/---

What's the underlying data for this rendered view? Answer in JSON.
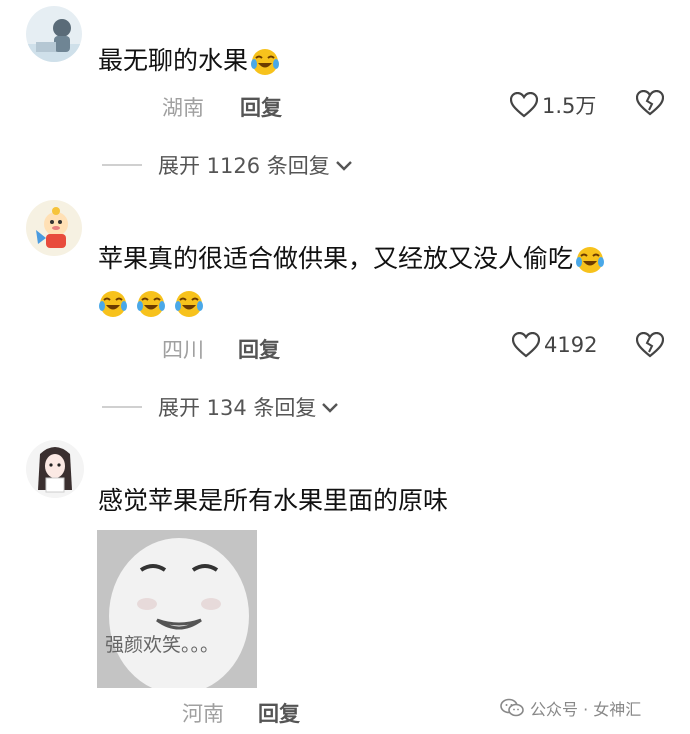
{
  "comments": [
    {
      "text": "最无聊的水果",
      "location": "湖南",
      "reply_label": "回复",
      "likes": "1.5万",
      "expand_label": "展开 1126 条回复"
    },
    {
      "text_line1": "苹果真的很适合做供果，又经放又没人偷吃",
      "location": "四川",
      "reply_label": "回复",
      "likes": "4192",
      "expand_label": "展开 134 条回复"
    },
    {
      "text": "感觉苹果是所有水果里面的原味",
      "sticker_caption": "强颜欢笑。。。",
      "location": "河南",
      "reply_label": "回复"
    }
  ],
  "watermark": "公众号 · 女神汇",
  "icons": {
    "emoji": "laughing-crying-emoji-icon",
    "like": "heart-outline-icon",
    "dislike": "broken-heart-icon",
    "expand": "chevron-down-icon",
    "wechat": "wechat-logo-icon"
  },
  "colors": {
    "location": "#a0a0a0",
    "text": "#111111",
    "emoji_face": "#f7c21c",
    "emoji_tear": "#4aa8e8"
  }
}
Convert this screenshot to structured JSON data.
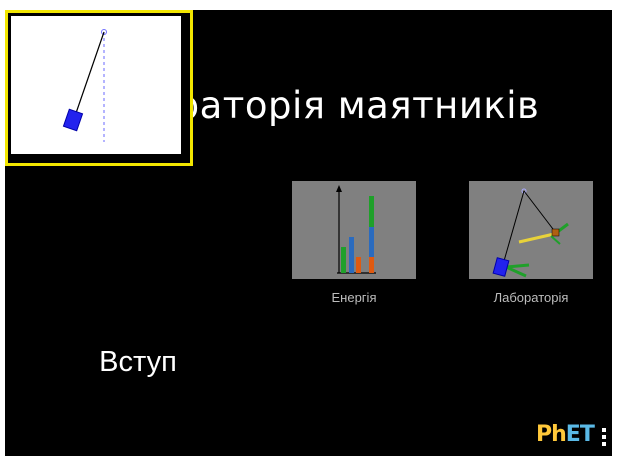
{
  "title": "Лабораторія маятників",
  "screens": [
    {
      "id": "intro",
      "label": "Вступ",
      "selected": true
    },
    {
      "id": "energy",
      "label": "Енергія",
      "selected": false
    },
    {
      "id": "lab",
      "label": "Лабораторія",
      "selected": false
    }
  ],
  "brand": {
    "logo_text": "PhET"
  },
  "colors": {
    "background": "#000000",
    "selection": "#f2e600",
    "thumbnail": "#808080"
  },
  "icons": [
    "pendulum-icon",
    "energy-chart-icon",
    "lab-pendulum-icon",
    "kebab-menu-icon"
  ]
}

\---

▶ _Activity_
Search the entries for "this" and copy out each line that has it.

▶ _Solution below_
What's the underlying data for this rendered view? Answer in JSON.
Convert this screenshot to structured JSON data.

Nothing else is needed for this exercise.